A mother who was raped by her estranged husband as she cuddled her four-year-old daughter in bed has spoken out against the culture of ‘victim-blaming’ in sexual abuse cases.
The 40 year old, who says she would have waived her right to anonymity if it weren’t for the fear of identifying her children, believes rape is rape – no matter who the perpetrator.
The victim has waited a number of months since the sentencing of the father of her three children – who raped her in what was their marital home in Hemel Hempstead back in 2011 – to talk openly about the traumatic ordeal.
The mother had also refrained from reporting the vile attack straight away because she thought she would not be believed, and because her priority at the time was finding a safe home for herself and the children.
Her attacker – whom she was separated from at the time – was jailed for six years and labelled a ‘bully who sought to dominate his ex-wife’ by the judge who sentenced him in February of this year.
However, the victim says she feels no shame and wants to help others who may find themselves in the same terrifying position.
Speaking of the fateful night, she said: “In everyday language, we say things like, ‘I thought they were going to kill me’ – we band those kinds of words around.
“But when you genuinely fear that someone is going to kill you, all you can think is, ‘this is it’.
“All I could focus on was that it needed to happen quietly so that my daughter would not wake up or see this.
“I have never felt such deep, intense, overwhelming fear, and it has left me deeply scarred.”
She said she experienced two ‘switch moments’ during the long-term period of abuse – the first to leave her husband, and the second which led her to seek justice against him following the sickening attack more than three years ago.
Speaking to other victims of domestic or sexual abuse, she said: “That decision has to come from within. You need to believe that you can do it.

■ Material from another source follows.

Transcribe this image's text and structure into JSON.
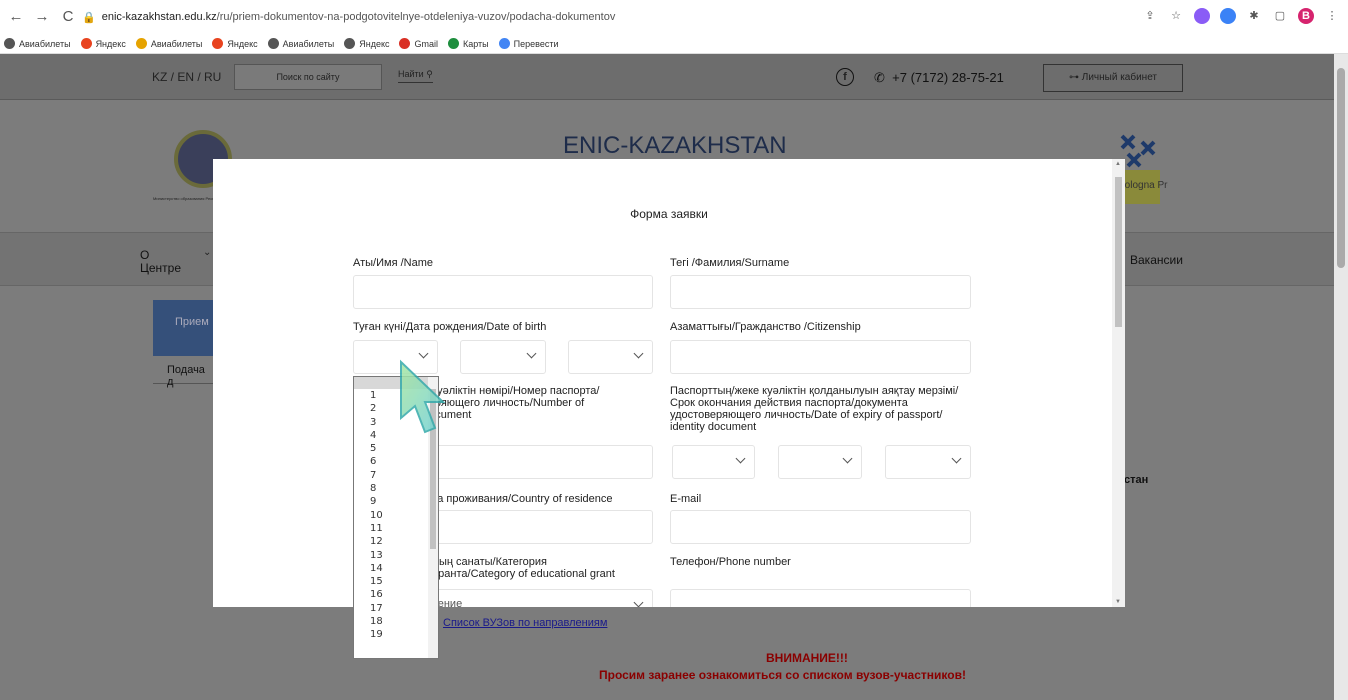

“There is support available through lots of agencies for women and the support I received was incredibly empowering.
“For me the criminal process became the way forward as a platform to have my say and have justice for the terrible things he did that night.”
While the woman cites the Womens Aid, Refuge, Rape Crisis and Everyday Victim Blaming charities as helping her through her tribulation, she believes there is still a problem in the way rape and sexual abuse victims are viewed by the masses.
She said: “In cases of sexual violence and rape, the victim – woman or child – can never, ever be accountable or responsible.
“Rape is rape. Rapists are generally men and they are the men that we work with, go to the gym with, go to the pub with.
“They are not monsters lurking in alleyways, and the judge was very clear in his sentencing remarks in my case about that.”
An investigation into the reporting of rape crimes across the country, published earlier this year, found that Herts police was among the highest forces in terms of rape allegations later classed as ‘no crime’ – when additional verifiable information determines no crime has been committed – with a rate of 21 per cent as opposed to an average of 12 per cent across England and Wales.
At the time, the figures were commented on by Dru Sharpling, chair of Her Majesty’s Inspectorate of Constabulary’s rape monitoring group, who said they could reflect a ‘culture of disbelief’ in the forces.
While the Herts force was one of the first in the country to set up a unit specifically dedicated to investigating rape and sexual assault, a police spokesman said it needed to better encourage and reassure victims of rape to come forward.
While this victm said the liaison officer she was assigned was very supportive, she still believes that people like herself who have been raped are generally not seen in the same way as those who have been affected by other crimes.
She said: “People don’t believe. If I said my house had been burgled, no-one would doubt me. They would believe me and be sympathetic, but that’s not the same idea people have when you say you were raped.
“Some people still excuse the behaviour or refuse to look at the facts and believe it.
“Just because he seems like a nice guy to you, it does not mean he is not capable of rape. That is an incredibly important message.”
The mother has now moved to a new home and is rebuilding her life with her children, though she revealed they are still dealing with the lasting emotional effects of their ordeal.
If you are a victim of domestic or sexual abuse and wish to seek help, visit womensaid.org.uk, refuge.org.uk, rapecrisis.org.uk or everydayvictimblaming.com, or hertssunflower.org where further support and contact details are signposted.